I felt like a Tinkertoy kid building my own self out of one of those toy building sets; for as she laid her life before me, I reassembled the tableau of her words like a picture puzzle, and as I did, so my own life was rebuilt.

This quote, from near the end of the book, comes from James's description of the gap between how he imagined it would be to write this memoir, and how it actually felt to write the memoir. He says here that his own life is inextricably bound up with his mother's; when he rethinks her life, he necessarily rethinks his own. This sentiment echoes one of the main themes of the book: to understand the present, one must be familiar with the past. Ruth's inconsistencies, quirks, and life philosophies are a bit of a mystery before James understands her history.

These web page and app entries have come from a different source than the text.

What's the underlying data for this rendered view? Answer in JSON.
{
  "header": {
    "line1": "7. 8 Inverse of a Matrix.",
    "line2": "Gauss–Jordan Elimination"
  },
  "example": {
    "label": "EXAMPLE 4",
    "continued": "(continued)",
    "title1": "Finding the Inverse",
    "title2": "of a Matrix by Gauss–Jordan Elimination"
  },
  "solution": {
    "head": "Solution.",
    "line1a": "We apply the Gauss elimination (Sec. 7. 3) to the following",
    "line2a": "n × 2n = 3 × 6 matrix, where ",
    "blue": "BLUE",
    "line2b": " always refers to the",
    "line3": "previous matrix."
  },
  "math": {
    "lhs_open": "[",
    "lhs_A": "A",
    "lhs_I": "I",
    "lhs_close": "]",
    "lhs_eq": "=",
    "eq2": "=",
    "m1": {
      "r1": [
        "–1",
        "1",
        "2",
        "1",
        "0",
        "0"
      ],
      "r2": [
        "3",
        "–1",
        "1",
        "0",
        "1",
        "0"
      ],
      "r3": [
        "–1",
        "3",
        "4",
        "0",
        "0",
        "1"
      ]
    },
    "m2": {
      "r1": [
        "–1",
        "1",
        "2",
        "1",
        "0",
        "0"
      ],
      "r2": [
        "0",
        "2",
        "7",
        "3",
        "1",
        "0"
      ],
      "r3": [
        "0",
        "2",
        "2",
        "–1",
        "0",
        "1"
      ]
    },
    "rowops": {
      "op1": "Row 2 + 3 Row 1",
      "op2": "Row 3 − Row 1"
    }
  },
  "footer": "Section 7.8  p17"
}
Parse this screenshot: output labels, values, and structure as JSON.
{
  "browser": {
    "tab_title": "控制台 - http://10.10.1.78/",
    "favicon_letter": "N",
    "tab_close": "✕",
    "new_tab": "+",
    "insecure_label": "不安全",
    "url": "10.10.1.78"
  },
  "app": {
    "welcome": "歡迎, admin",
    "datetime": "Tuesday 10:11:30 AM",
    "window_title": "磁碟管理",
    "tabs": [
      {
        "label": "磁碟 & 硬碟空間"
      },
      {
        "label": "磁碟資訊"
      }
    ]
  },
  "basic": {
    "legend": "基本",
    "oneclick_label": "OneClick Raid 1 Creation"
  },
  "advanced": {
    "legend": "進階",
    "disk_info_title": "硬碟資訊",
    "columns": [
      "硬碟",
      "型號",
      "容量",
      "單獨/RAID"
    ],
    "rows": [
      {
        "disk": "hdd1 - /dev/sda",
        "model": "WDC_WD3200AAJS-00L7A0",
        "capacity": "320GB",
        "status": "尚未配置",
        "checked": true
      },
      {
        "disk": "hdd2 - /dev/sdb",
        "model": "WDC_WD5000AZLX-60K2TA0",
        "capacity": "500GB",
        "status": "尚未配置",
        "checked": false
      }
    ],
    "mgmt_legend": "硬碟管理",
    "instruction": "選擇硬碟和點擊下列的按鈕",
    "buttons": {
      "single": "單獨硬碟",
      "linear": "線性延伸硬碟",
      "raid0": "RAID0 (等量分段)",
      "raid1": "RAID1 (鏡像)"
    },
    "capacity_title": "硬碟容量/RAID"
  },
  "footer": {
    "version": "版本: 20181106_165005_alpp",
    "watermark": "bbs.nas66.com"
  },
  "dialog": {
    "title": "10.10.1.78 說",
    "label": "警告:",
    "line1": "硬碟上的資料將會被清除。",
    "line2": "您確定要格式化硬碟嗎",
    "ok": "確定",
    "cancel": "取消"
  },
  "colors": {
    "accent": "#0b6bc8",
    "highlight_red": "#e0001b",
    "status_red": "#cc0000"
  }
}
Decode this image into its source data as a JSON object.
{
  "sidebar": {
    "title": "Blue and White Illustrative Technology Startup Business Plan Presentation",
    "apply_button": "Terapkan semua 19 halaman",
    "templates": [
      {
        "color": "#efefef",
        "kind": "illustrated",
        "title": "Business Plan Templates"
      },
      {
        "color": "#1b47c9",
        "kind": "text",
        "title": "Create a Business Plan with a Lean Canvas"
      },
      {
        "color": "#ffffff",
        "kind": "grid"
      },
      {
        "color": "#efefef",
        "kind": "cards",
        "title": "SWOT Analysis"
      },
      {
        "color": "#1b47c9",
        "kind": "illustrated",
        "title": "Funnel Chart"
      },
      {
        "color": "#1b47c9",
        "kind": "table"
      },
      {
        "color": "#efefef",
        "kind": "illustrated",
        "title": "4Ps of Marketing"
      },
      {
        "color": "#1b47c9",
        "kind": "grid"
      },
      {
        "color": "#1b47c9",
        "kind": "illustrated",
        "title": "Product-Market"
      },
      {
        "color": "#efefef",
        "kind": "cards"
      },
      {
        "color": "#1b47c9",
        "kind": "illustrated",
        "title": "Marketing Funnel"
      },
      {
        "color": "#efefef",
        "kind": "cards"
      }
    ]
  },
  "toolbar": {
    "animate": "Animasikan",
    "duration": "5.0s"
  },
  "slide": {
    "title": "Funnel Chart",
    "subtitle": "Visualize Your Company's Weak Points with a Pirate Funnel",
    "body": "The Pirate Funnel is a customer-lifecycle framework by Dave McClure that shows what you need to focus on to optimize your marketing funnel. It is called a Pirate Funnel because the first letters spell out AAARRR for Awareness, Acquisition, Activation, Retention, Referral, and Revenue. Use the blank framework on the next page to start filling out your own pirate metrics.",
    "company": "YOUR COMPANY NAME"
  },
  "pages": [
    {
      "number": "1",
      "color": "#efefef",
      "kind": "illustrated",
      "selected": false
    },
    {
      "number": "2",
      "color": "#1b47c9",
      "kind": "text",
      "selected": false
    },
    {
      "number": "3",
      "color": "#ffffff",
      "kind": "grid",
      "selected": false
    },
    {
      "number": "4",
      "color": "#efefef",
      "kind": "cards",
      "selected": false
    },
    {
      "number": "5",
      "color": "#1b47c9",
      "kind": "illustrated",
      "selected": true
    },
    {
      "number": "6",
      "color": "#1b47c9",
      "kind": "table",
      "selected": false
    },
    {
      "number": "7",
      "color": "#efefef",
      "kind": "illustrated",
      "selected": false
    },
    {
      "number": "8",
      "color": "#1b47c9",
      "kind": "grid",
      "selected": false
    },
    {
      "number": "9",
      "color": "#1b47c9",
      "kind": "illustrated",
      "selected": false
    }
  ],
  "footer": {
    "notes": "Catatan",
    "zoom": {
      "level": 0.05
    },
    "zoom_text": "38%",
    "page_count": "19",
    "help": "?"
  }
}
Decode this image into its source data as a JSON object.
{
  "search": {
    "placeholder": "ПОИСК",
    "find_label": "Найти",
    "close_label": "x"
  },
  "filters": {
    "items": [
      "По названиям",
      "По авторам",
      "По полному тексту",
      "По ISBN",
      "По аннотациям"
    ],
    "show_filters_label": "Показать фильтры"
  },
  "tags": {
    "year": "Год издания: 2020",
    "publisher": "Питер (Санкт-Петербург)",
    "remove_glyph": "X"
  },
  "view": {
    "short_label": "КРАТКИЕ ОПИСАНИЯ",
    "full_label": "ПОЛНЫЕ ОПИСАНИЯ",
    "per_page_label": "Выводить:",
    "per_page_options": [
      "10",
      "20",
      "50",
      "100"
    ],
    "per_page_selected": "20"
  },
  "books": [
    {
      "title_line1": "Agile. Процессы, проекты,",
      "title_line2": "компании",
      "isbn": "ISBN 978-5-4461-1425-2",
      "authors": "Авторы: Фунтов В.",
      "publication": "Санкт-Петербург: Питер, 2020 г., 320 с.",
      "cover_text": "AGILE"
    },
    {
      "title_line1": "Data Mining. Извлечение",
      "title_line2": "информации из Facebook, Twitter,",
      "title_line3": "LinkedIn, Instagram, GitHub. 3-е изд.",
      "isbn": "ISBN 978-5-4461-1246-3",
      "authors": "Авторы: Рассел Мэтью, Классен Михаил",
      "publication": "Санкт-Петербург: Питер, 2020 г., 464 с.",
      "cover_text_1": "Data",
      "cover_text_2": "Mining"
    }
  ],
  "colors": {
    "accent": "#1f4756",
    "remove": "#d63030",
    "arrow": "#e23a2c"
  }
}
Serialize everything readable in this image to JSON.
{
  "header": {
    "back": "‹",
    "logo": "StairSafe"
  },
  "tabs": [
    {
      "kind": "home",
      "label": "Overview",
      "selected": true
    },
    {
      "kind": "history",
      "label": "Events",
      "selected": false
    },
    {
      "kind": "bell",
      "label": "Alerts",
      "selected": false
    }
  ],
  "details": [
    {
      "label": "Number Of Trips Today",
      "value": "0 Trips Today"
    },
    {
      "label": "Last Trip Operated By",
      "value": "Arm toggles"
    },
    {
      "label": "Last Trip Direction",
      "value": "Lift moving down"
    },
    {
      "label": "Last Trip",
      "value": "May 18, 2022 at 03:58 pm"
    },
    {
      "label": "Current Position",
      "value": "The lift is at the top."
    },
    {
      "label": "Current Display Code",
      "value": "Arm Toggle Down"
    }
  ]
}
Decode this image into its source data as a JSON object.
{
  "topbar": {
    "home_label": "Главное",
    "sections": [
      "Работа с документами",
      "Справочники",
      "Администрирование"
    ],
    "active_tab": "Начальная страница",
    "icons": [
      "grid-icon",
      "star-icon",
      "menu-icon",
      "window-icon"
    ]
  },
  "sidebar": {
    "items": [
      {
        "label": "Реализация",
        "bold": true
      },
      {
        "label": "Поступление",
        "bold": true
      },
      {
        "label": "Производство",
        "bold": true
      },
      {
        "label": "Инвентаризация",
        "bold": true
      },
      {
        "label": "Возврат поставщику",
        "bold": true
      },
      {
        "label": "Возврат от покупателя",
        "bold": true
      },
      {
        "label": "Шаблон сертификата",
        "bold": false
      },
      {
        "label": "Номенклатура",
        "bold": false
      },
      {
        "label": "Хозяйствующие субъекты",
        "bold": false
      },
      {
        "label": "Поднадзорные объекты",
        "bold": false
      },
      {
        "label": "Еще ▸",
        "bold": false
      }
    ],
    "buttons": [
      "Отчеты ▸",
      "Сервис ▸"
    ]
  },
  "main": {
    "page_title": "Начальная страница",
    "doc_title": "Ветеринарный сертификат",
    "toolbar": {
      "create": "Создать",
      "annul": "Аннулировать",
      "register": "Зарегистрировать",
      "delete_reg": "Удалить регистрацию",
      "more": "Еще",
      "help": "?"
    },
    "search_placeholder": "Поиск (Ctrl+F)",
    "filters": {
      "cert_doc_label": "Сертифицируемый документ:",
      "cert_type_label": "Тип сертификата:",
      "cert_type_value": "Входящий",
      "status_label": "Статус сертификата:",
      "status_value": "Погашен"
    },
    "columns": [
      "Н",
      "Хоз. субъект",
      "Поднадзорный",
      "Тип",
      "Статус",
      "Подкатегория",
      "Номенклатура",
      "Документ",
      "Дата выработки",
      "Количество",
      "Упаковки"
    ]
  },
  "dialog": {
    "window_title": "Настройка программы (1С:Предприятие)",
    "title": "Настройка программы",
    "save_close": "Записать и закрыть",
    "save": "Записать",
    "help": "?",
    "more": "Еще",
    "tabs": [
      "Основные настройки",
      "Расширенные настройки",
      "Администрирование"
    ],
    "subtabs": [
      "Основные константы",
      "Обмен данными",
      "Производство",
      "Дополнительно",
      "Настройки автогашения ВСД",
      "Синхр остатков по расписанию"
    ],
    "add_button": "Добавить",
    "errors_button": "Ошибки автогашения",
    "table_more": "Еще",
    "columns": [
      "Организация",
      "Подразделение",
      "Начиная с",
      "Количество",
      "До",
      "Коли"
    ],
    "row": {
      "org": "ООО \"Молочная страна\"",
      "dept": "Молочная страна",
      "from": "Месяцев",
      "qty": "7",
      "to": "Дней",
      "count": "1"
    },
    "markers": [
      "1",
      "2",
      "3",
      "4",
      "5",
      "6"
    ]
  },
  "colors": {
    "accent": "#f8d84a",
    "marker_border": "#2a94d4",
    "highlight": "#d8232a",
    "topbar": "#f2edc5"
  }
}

However, when James hears first-hand accounts of his mother's trials and successes, he realized that what he had regarded as eccentricity was in fact the manifestation of a determined woman's adaptation to her world, her own personal negotiation of past and present.